The hardware on the PlayBook is quite a match for the QNX operating system bringing the best of performance and style, something that RIM has lacked in the past few years and I really think that this is just a small peak at what RIM was in-store for their BlackBerry smartphone line up in the next few years.
So what needs work? Well, I really feel that the missing PIM (personal information) applications like calendar, contacts and email will in the end hurt RIM within the consumer market since the competition has these features from day one.
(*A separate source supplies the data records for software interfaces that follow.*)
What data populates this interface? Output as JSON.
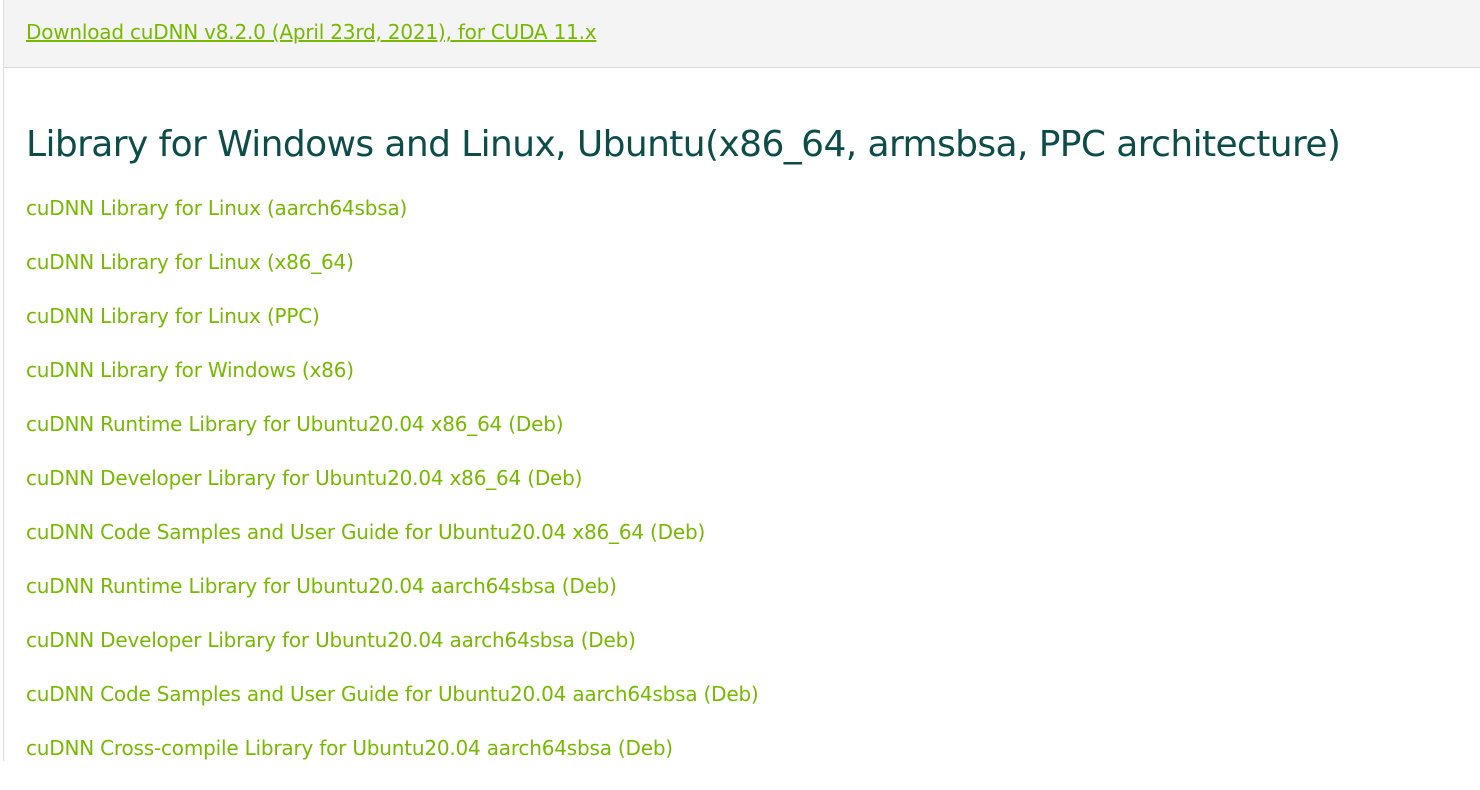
{
  "header": {
    "download_link": "Download cuDNN v8.2.0 (April 23rd, 2021), for CUDA 11.x"
  },
  "section": {
    "title": "Library for Windows and Linux, Ubuntu(x86_64, armsbsa, PPC architecture)",
    "links": [
      "cuDNN Library for Linux (aarch64sbsa)",
      "cuDNN Library for Linux (x86_64)",
      "cuDNN Library for Linux (PPC)",
      "cuDNN Library for Windows (x86)",
      "cuDNN Runtime Library for Ubuntu20.04 x86_64 (Deb)",
      "cuDNN Developer Library for Ubuntu20.04 x86_64 (Deb)",
      "cuDNN Code Samples and User Guide for Ubuntu20.04 x86_64 (Deb)",
      "cuDNN Runtime Library for Ubuntu20.04 aarch64sbsa (Deb)",
      "cuDNN Developer Library for Ubuntu20.04 aarch64sbsa (Deb)",
      "cuDNN Code Samples and User Guide for Ubuntu20.04 aarch64sbsa (Deb)",
      "cuDNN Cross-compile Library for Ubuntu20.04 aarch64sbsa (Deb)"
    ]
  },
  "colors": {
    "link_green": "#76b900",
    "title_teal": "#0c4d4a",
    "header_bg": "#f4f4f4"
  }
}
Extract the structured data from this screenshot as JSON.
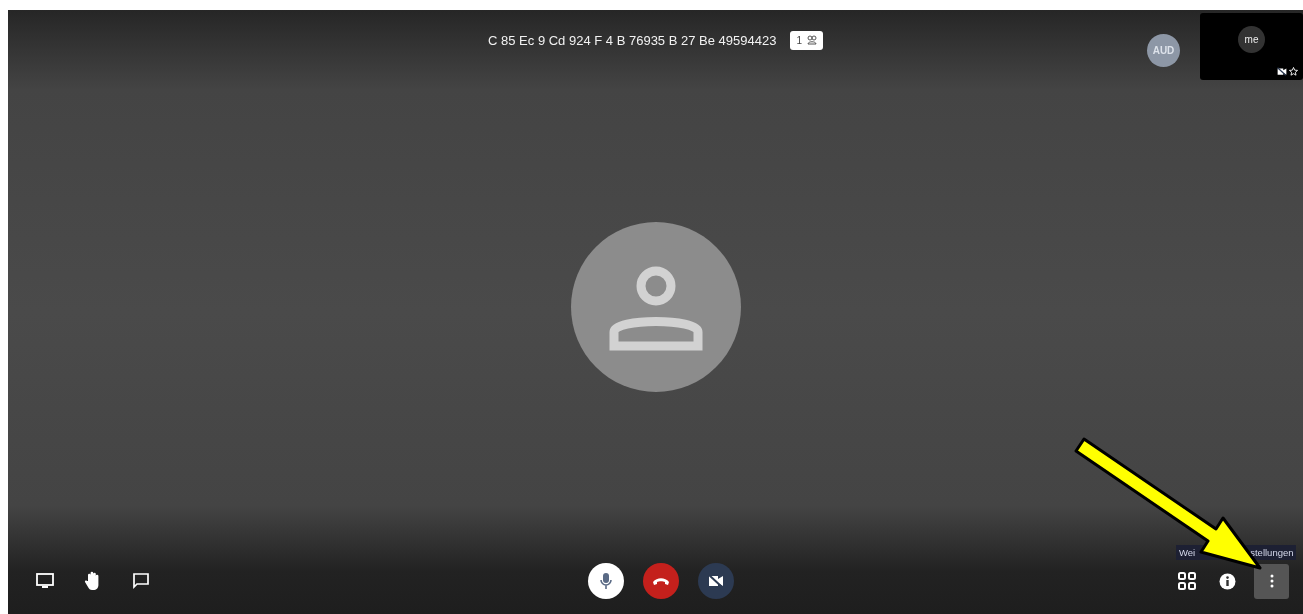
{
  "meeting": {
    "title": "C 85 Ec 9 Cd 924 F 4 B 76935 B 27 Be 49594423",
    "participant_count": "1"
  },
  "participants": [
    {
      "initials": "AUD"
    }
  ],
  "self_tile": {
    "label": "me",
    "camera_on": false
  },
  "controls": {
    "microphone_on": true,
    "camera_on": false
  },
  "tooltip": {
    "parts": [
      "Wei",
      "stellungen"
    ]
  }
}
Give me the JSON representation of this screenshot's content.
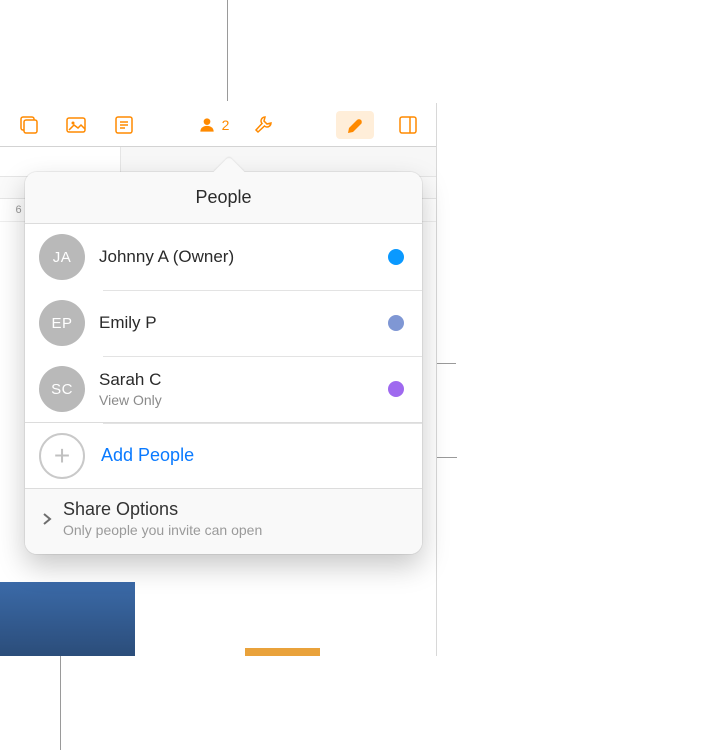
{
  "toolbar": {
    "participant_count": "2"
  },
  "sheet": {
    "visible_row_header": "6"
  },
  "popover": {
    "title": "People",
    "participants": [
      {
        "initials": "JA",
        "display_name": "Johnny A (Owner)",
        "dot_color": "#0a99ff",
        "dot_style": "background:#0a99ff"
      },
      {
        "initials": "EP",
        "display_name": "Emily P",
        "dot_color": "#7f97d4",
        "dot_style": "background:#7f97d4"
      },
      {
        "initials": "SC",
        "display_name": "Sarah C",
        "permission": "View Only",
        "dot_color": "#9f69ef",
        "dot_style": "background:#9f69ef"
      }
    ],
    "add_people_label": "Add People",
    "share_options": {
      "title": "Share Options",
      "subtitle": "Only people you invite can open"
    }
  }
}
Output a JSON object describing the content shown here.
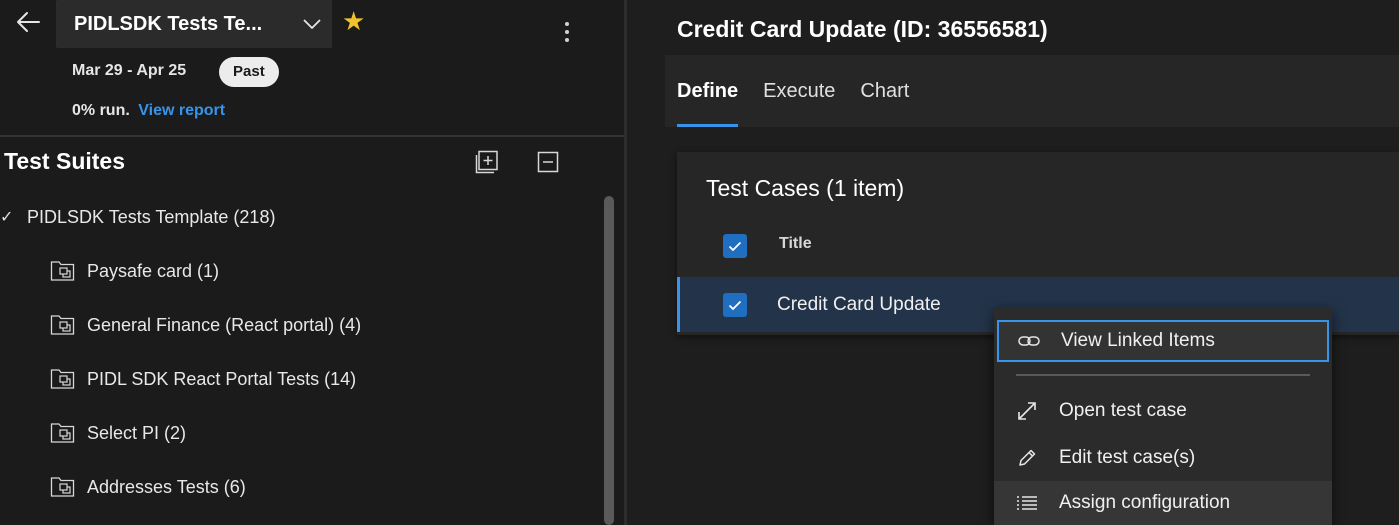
{
  "left_panel": {
    "plan_name": "PIDLSDK Tests Te...",
    "date_range": "Mar 29 - Apr 25",
    "status_badge": "Past",
    "run_summary": "0% run.",
    "view_report_link": "View report",
    "suites_heading": "Test Suites",
    "root_suite": "PIDLSDK Tests Template (218)",
    "suites": [
      {
        "label": "Paysafe card (1)"
      },
      {
        "label": "General Finance (React portal) (4)"
      },
      {
        "label": "PIDL SDK React Portal Tests (14)"
      },
      {
        "label": "Select PI (2)"
      },
      {
        "label": "Addresses Tests (6)"
      }
    ]
  },
  "right_panel": {
    "suite_title": "Credit Card Update (ID: 36556581)",
    "tabs": [
      {
        "label": "Define",
        "active": true
      },
      {
        "label": "Execute",
        "active": false
      },
      {
        "label": "Chart",
        "active": false
      }
    ],
    "cases_heading": "Test Cases (1 item)",
    "column_title": "Title",
    "rows": [
      {
        "title": "Credit Card Update",
        "selected": true
      }
    ]
  },
  "context_menu": {
    "items": [
      {
        "label": "View Linked Items",
        "icon": "link-icon"
      },
      {
        "label": "Open test case",
        "icon": "expand-diagonal-icon"
      },
      {
        "label": "Edit test case(s)",
        "icon": "pencil-icon"
      },
      {
        "label": "Assign configuration",
        "icon": "list-settings-icon"
      }
    ]
  },
  "colors": {
    "accent": "#3794e8",
    "star": "#f2c12e",
    "checkbox": "#1f6ec0",
    "selected_row": "#23344a",
    "panel_bg": "#1b1b1b"
  }
}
Yes, connecting your BlackBerry smartphone will give your access to these applications but RIM needs to cater to non-BlackBerry users also if they are going to success in this newly created market. While writing this review I had received about three software updates making it a little hard to write the review, as things that where broken got fixed and things that where fixed broke. It’s sad to put things this way but for RIM to succeed in the tablet space they need the developers to build awesome games and applications for the PlayBook, and starting off with 3,000 apps at launch isn’t bad but they need the big guns like EA and Popcap Games to continue developing games on the PlayBook.
So where did RIM win? RIM defiantly won in the operating system front. Even though there are a few bugs in the OS and my PlayBook froze once or twice (while on pre release software), I truly think RIM has a winner with QNX and the tablet OS. Coming in at 7″ some may feel that the PlayBook is a little small but it’s actually the perfect size, letting you bring it around with you and not worrying about where you’ll store it, often an issue with larger 9″+ tablets.
The final verdict is that RIM created a tablet that will appeal to the business and consumers alike. The QNX OS is zippy without pausing to think about what task it needs perform. The Screen used is beautiful providing clean crisp images and amazing HD video. I’m definitely glad and proud to won the BlackBerry PlayBook and excited to see where RIM takes this form factor and operating system in the future.